> [Information provided]
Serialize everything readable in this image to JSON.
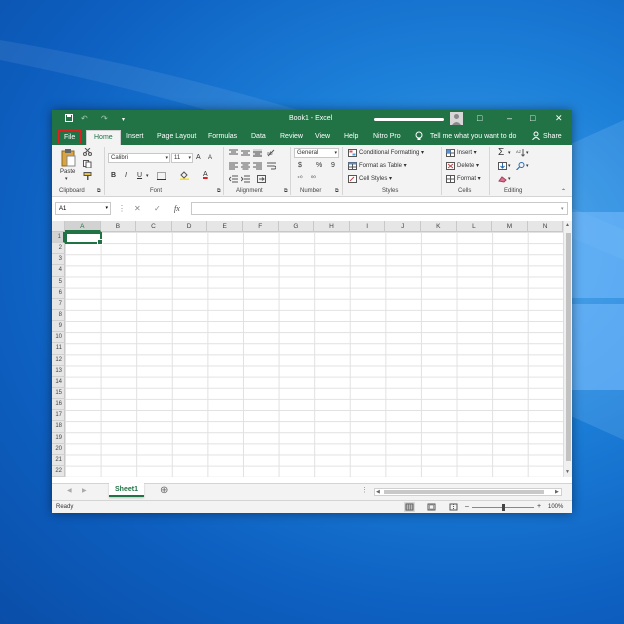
{
  "window": {
    "title": "Book1  -  Excel",
    "controls": {
      "ribbon_display": "□",
      "minimize": "–",
      "maximize": "□",
      "close": "✕"
    },
    "quick_access": {
      "save": "💾",
      "undo": "↶",
      "redo": "↷",
      "customize": "▾"
    }
  },
  "tabs": [
    {
      "label": "File"
    },
    {
      "label": "Home"
    },
    {
      "label": "Insert"
    },
    {
      "label": "Page Layout"
    },
    {
      "label": "Formulas"
    },
    {
      "label": "Data"
    },
    {
      "label": "Review"
    },
    {
      "label": "View"
    },
    {
      "label": "Help"
    },
    {
      "label": "Nitro Pro"
    }
  ],
  "tell_me": "Tell me what you want to do",
  "share": "Share",
  "ribbon": {
    "clipboard": {
      "paste": "Paste",
      "label": "Clipboard"
    },
    "font": {
      "name": "Calibri",
      "size": "11",
      "grow": "A",
      "shrink": "A",
      "bold": "B",
      "italic": "I",
      "underline": "U",
      "font_color": "A",
      "label": "Font"
    },
    "alignment": {
      "label": "Alignment"
    },
    "number": {
      "format": "General",
      "currency": "$",
      "percent": "%",
      "comma": "9",
      "inc_decimal": "⁺⁰",
      "dec_decimal": "⁰⁰",
      "label": "Number"
    },
    "styles": {
      "conditional": "Conditional Formatting",
      "format_table": "Format as Table",
      "cell_styles": "Cell Styles",
      "label": "Styles"
    },
    "cells": {
      "insert": "Insert",
      "delete": "Delete",
      "format": "Format",
      "label": "Cells"
    },
    "editing": {
      "label": "Editing"
    }
  },
  "formula_bar": {
    "name_box": "A1",
    "cancel": "✕",
    "enter": "✓",
    "fx": "fx",
    "value": ""
  },
  "grid": {
    "columns": [
      "A",
      "B",
      "C",
      "D",
      "E",
      "F",
      "G",
      "H",
      "I",
      "J",
      "K",
      "L",
      "M",
      "N"
    ],
    "rows": [
      "1",
      "2",
      "3",
      "4",
      "5",
      "6",
      "7",
      "8",
      "9",
      "10",
      "11",
      "12",
      "13",
      "14",
      "15",
      "16",
      "17",
      "18",
      "19",
      "20",
      "21",
      "22"
    ],
    "active_cell": "A1"
  },
  "sheets": [
    {
      "name": "Sheet1"
    }
  ],
  "add_sheet": "⊕",
  "status": {
    "text": "Ready",
    "zoom": "100%",
    "zoom_minus": "–",
    "zoom_plus": "+"
  },
  "colors": {
    "excel_green": "#217346",
    "file_highlight": "#e02020",
    "desktop_blue": "#1c7fd8"
  }
}
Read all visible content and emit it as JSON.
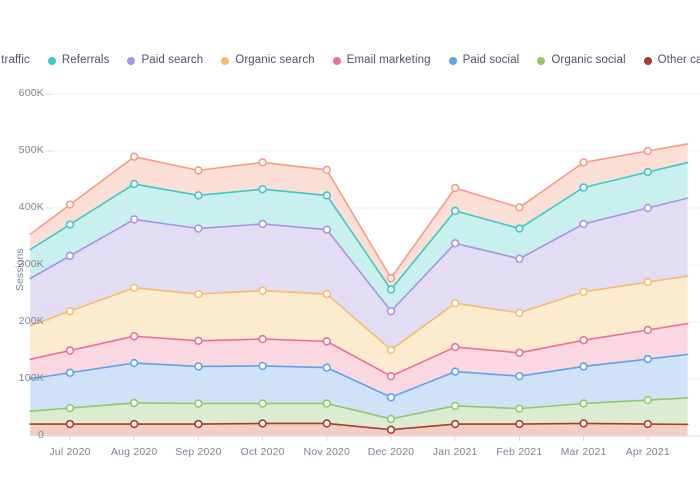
{
  "legend": {
    "position": "top",
    "items": [
      {
        "label": "Direct traffic",
        "color": "#f79b85",
        "fill": "#fbded5",
        "key": "direct_traffic"
      },
      {
        "label": "Referrals",
        "color": "#3ec9c2",
        "fill": "#c9f0ee",
        "key": "referrals"
      },
      {
        "label": "Paid search",
        "color": "#a894e0",
        "fill": "#e2dcf5",
        "key": "paid_search"
      },
      {
        "label": "Organic search",
        "color": "#f5bd6b",
        "fill": "#fcebcf",
        "key": "organic_search"
      },
      {
        "label": "Email marketing",
        "color": "#ec6f96",
        "fill": "#fad7e1",
        "key": "email_marketing"
      },
      {
        "label": "Paid social",
        "color": "#5fa3e8",
        "fill": "#cfe2f8",
        "key": "paid_social"
      },
      {
        "label": "Organic social",
        "color": "#8fc96a",
        "fill": "#dcecd0",
        "key": "organic_social"
      },
      {
        "label": "Other campaigns",
        "color": "#b03a28",
        "fill": "#f2cfc5",
        "key": "other_campaigns"
      }
    ]
  },
  "axes": {
    "y_title": "Sessions",
    "y_ticks": [
      "0",
      "100K",
      "200K",
      "300K",
      "400K",
      "500K",
      "600K"
    ],
    "y_tick_values": [
      0,
      100000,
      200000,
      300000,
      400000,
      500000,
      600000
    ],
    "y_min": 0,
    "y_max": 600000,
    "x_ticks": [
      "Jul 2020",
      "Aug 2020",
      "Sep 2020",
      "Oct 2020",
      "Nov 2020",
      "Dec 2020",
      "Jan 2021",
      "Feb 2021",
      "Mar 2021",
      "Apr 2021"
    ]
  },
  "style": {
    "grid_color": "#eceff3",
    "axis_line_color": "#d7dbe2",
    "tick_text_color": "#7b8494",
    "background": "#ffffff",
    "marker_fill": "#ffffff"
  },
  "chart_data": {
    "type": "area",
    "stacked": true,
    "title": "",
    "xlabel": "",
    "ylabel": "Sessions",
    "ylim": [
      0,
      600000
    ],
    "grid": true,
    "legend_position": "top",
    "categories": [
      "Jul 2020",
      "Aug 2020",
      "Sep 2020",
      "Oct 2020",
      "Nov 2020",
      "Dec 2020",
      "Jan 2021",
      "Feb 2021",
      "Mar 2021",
      "Apr 2021"
    ],
    "series": [
      {
        "name": "Other campaigns",
        "values": [
          21000,
          21000,
          21000,
          22000,
          22000,
          11000,
          21000,
          21000,
          22000,
          21000
        ]
      },
      {
        "name": "Organic social",
        "values": [
          28000,
          37000,
          36000,
          35000,
          35000,
          19000,
          32000,
          27000,
          35000,
          42000
        ]
      },
      {
        "name": "Paid social",
        "values": [
          62000,
          70000,
          65000,
          66000,
          63000,
          38000,
          60000,
          57000,
          65000,
          72000
        ]
      },
      {
        "name": "Email marketing",
        "values": [
          39000,
          47000,
          45000,
          47000,
          46000,
          37000,
          43000,
          41000,
          46000,
          51000
        ]
      },
      {
        "name": "Organic search",
        "values": [
          69000,
          85000,
          82000,
          85000,
          83000,
          46000,
          77000,
          70000,
          85000,
          84000
        ]
      },
      {
        "name": "Paid search",
        "values": [
          97000,
          120000,
          115000,
          117000,
          113000,
          68000,
          105000,
          95000,
          119000,
          130000
        ]
      },
      {
        "name": "Referrals",
        "values": [
          55000,
          62000,
          58000,
          61000,
          60000,
          38000,
          57000,
          53000,
          64000,
          63000
        ]
      },
      {
        "name": "Direct traffic",
        "values": [
          35000,
          48000,
          44000,
          47000,
          45000,
          20000,
          40000,
          37000,
          44000,
          37000
        ]
      }
    ],
    "cumulative_totals": [
      406000,
      490000,
      466000,
      480000,
      467000,
      277000,
      435000,
      401000,
      480000,
      500000
    ],
    "stack_order_bottom_to_top": [
      "Other campaigns",
      "Organic social",
      "Paid social",
      "Email marketing",
      "Organic search",
      "Paid search",
      "Referrals",
      "Direct traffic"
    ]
  }
}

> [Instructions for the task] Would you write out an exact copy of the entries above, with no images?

> [Solved exercise]
Serialize everything readable in this image to JSON.
{
  "window": {
    "title": "Book1  -  Excel",
    "controls": {
      "ribbon_display": "□",
      "minimize": "–",
      "maximize": "□",
      "close": "✕"
    },
    "quick_access": {
      "save": "💾",
      "undo": "↶",
      "redo": "↷",
      "customize": "▾"
    }
  },
  "tabs": [
    {
      "label": "File"
    },
    {
      "label": "Home"
    },
    {
      "label": "Insert"
    },
    {
      "label": "Page Layout"
    },
    {
      "label": "Formulas"
    },
    {
      "label": "Data"
    },
    {
      "label": "Review"
    },
    {
      "label": "View"
    },
    {
      "label": "Help"
    },
    {
      "label": "Nitro Pro"
    }
  ],
  "tell_me": "Tell me what you want to do",
  "share": "Share",
  "ribbon": {
    "clipboard": {
      "paste": "Paste",
      "label": "Clipboard"
    },
    "font": {
      "name": "Calibri",
      "size": "11",
      "grow": "A",
      "shrink": "A",
      "bold": "B",
      "italic": "I",
      "underline": "U",
      "font_color": "A",
      "label": "Font"
    },
    "alignment": {
      "label": "Alignment"
    },
    "number": {
      "format": "General",
      "currency": "$",
      "percent": "%",
      "comma": "9",
      "inc_decimal": "⁺⁰",
      "dec_decimal": "⁰⁰",
      "label": "Number"
    },
    "styles": {
      "conditional": "Conditional Formatting",
      "format_table": "Format as Table",
      "cell_styles": "Cell Styles",
      "label": "Styles"
    },
    "cells": {
      "insert": "Insert",
      "delete": "Delete",
      "format": "Format",
      "label": "Cells"
    },
    "editing": {
      "label": "Editing"
    }
  },
  "formula_bar": {
    "name_box": "A1",
    "cancel": "✕",
    "enter": "✓",
    "fx": "fx",
    "value": ""
  },
  "grid": {
    "columns": [
      "A",
      "B",
      "C",
      "D",
      "E",
      "F",
      "G",
      "H",
      "I",
      "J",
      "K",
      "L",
      "M",
      "N"
    ],
    "rows": [
      "1",
      "2",
      "3",
      "4",
      "5",
      "6",
      "7",
      "8",
      "9",
      "10",
      "11",
      "12",
      "13",
      "14",
      "15",
      "16",
      "17",
      "18",
      "19",
      "20",
      "21",
      "22"
    ],
    "active_cell": "A1"
  },
  "sheets": [
    {
      "name": "Sheet1"
    }
  ],
  "add_sheet": "⊕",
  "status": {
    "text": "Ready",
    "zoom": "100%",
    "zoom_minus": "–",
    "zoom_plus": "+"
  },
  "colors": {
    "excel_green": "#217346",
    "file_highlight": "#e02020",
    "desktop_blue": "#1c7fd8"
  }
}
Read all visible content and emit it as JSON.
{
  "legend": {
    "position": "top",
    "items": [
      {
        "label": "Direct traffic",
        "color": "#f79b85",
        "fill": "#fbded5",
        "key": "direct_traffic"
      },
      {
        "label": "Referrals",
        "color": "#3ec9c2",
        "fill": "#c9f0ee",
        "key": "referrals"
      },
      {
        "label": "Paid search",
        "color": "#a894e0",
        "fill": "#e2dcf5",
        "key": "paid_search"
      },
      {
        "label": "Organic search",
        "color": "#f5bd6b",
        "fill": "#fcebcf",
        "key": "organic_search"
      },
      {
        "label": "Email marketing",
        "color": "#ec6f96",
        "fill": "#fad7e1",
        "key": "email_marketing"
      },
      {
        "label": "Paid social",
        "color": "#5fa3e8",
        "fill": "#cfe2f8",
        "key": "paid_social"
      },
      {
        "label": "Organic social",
        "color": "#8fc96a",
        "fill": "#dcecd0",
        "key": "organic_social"
      },
      {
        "label": "Other campaigns",
        "color": "#b03a28",
        "fill": "#f2cfc5",
        "key": "other_campaigns"
      }
    ]
  },
  "axes": {
    "y_title": "Sessions",
    "y_ticks": [
      "0",
      "100K",
      "200K",
      "300K",
      "400K",
      "500K",
      "600K"
    ],
    "y_tick_values": [
      0,
      100000,
      200000,
      300000,
      400000,
      500000,
      600000
    ],
    "y_min": 0,
    "y_max": 600000,
    "x_ticks": [
      "Jul 2020",
      "Aug 2020",
      "Sep 2020",
      "Oct 2020",
      "Nov 2020",
      "Dec 2020",
      "Jan 2021",
      "Feb 2021",
      "Mar 2021",
      "Apr 2021"
    ]
  },
  "style": {
    "grid_color": "#eceff3",
    "axis_line_color": "#d7dbe2",
    "tick_text_color": "#7b8494",
    "background": "#ffffff",
    "marker_fill": "#ffffff"
  },
  "chart_data": {
    "type": "area",
    "stacked": true,
    "title": "",
    "xlabel": "",
    "ylabel": "Sessions",
    "ylim": [
      0,
      600000
    ],
    "grid": true,
    "legend_position": "top",
    "categories": [
      "Jul 2020",
      "Aug 2020",
      "Sep 2020",
      "Oct 2020",
      "Nov 2020",
      "Dec 2020",
      "Jan 2021",
      "Feb 2021",
      "Mar 2021",
      "Apr 2021"
    ],
    "series": [
      {
        "name": "Other campaigns",
        "values": [
          21000,
          21000,
          21000,
          22000,
          22000,
          11000,
          21000,
          21000,
          22000,
          21000
        ]
      },
      {
        "name": "Organic social",
        "values": [
          28000,
          37000,
          36000,
          35000,
          35000,
          19000,
          32000,
          27000,
          35000,
          42000
        ]
      },
      {
        "name": "Paid social",
        "values": [
          62000,
          70000,
          65000,
          66000,
          63000,
          38000,
          60000,
          57000,
          65000,
          72000
        ]
      },
      {
        "name": "Email marketing",
        "values": [
          39000,
          47000,
          45000,
          47000,
          46000,
          37000,
          43000,
          41000,
          46000,
          51000
        ]
      },
      {
        "name": "Organic search",
        "values": [
          69000,
          85000,
          82000,
          85000,
          83000,
          46000,
          77000,
          70000,
          85000,
          84000
        ]
      },
      {
        "name": "Paid search",
        "values": [
          97000,
          120000,
          115000,
          117000,
          113000,
          68000,
          105000,
          95000,
          119000,
          130000
        ]
      },
      {
        "name": "Referrals",
        "values": [
          55000,
          62000,
          58000,
          61000,
          60000,
          38000,
          57000,
          53000,
          64000,
          63000
        ]
      },
      {
        "name": "Direct traffic",
        "values": [
          35000,
          48000,
          44000,
          47000,
          45000,
          20000,
          40000,
          37000,
          44000,
          37000
        ]
      }
    ],
    "cumulative_totals": [
      406000,
      490000,
      466000,
      480000,
      467000,
      277000,
      435000,
      401000,
      480000,
      500000
    ],
    "stack_order_bottom_to_top": [
      "Other campaigns",
      "Organic social",
      "Paid social",
      "Email marketing",
      "Organic search",
      "Paid search",
      "Referrals",
      "Direct traffic"
    ]
  }
}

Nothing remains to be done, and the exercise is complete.